Editorial, Geoscientist 17.3, March 2007

Nick Petford pays homage to one of the greats and calls for geochemists to embrace the new information age.

The feature in this issue focuses on Victor Goldschmidt (1899-1947), the man generally acknowledged as the father of modern geochemistry. Today geochemistry encompasses a wide range of themes that mirror to some extent its grown-up parent chemistry, with its traditional sub-disciplines of inorganic, organic and physical. Its more exotic branches reach out into cosmology (cosmochemistry) and astrophysics (astrochemistry). Away from the purely material, organic geochemistry informs petroleum chemistry, environmental science and ultimately biochemistry and the composition of living things.

A mighty subject indeed, then. Geochemistry has changed in two ways since Goldschmidt. One is the sheer number of compositional data available to researchers, and the other is their ability to access it. There must by now be millions (at least) of major, trace and isotopic rock and mineral analyses held on personal and institutional spreadsheets and databases around the world. Traditionally, these data have been stored in journal articles and books. However, the information age has paved the way for global sharing of geochemical data in ways about which Goldschmidt could only have dreamt.

Recent years have seen an explosion in websites set up to host large compositional datasets. Some examples include where users can download spreadsheets of data on volcanic arcs and lunar basalts, along with summary notes - a great resource, especially for students. Another useful site,, is more than just a database. It has links to upcoming conferences, laboratories, jobs and even a section labelled “fun” (check out the Crude Oil Story starring an Arab in full desert garb and a diving dinosaur!). The site hosted by Cornell University is another very useful resource with links to GERM, the Geochemical Earth Reference Model Home Page, and access to large and mostly useful data.

But despite this, geochemists have yet to make the most of available data. For example, in igneous geochemistry, the standard way of plotting and visualsing geochemical data is still the Harker plot, or ratio/ratio variants thereof. The strength of this approach is that such plots are (for the most part) easily understandable. Their weakness however is that they can only analyse trends based on a maximum of four dimensions (a/b + y/z), meaning that covariance and global patterns in the data are not fully captured. Many geochemists remain conservative in adopting the full range of statistical techniques available to them to help glean information and ultimately new knowledge from their data, despite the wide availability of commercial packages such as SAS and SPPS.

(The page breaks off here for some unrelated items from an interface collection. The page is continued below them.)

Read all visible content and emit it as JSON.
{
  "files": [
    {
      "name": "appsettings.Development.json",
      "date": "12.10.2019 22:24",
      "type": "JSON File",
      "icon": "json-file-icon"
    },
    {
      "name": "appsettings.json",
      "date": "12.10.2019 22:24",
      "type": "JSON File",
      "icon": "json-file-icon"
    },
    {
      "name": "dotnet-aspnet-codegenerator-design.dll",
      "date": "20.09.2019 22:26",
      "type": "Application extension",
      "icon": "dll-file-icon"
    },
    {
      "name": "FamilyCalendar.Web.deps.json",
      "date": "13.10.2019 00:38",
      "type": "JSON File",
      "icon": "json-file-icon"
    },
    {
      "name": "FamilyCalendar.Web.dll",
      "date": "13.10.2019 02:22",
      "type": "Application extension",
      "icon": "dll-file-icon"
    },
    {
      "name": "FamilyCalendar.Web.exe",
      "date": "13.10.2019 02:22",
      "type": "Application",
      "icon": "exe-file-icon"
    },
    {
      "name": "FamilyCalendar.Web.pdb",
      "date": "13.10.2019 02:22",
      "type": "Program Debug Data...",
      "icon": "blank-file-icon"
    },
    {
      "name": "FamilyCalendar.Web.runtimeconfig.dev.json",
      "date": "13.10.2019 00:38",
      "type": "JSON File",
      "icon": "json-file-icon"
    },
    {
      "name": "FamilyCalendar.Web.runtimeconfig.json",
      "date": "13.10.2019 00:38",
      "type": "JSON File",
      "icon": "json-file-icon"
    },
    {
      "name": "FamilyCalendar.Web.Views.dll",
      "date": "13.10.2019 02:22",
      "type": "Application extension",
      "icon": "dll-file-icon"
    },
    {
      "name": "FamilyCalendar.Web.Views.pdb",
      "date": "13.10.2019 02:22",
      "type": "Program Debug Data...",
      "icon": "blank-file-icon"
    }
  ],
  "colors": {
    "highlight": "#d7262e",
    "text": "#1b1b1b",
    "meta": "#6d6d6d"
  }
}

Time perhaps for more creative thinking?

Prof. Nick Petford is former Chair of the Volcanic and Magmatic Studies Group of the Geological Society and Vice President of the Mineralogical Society.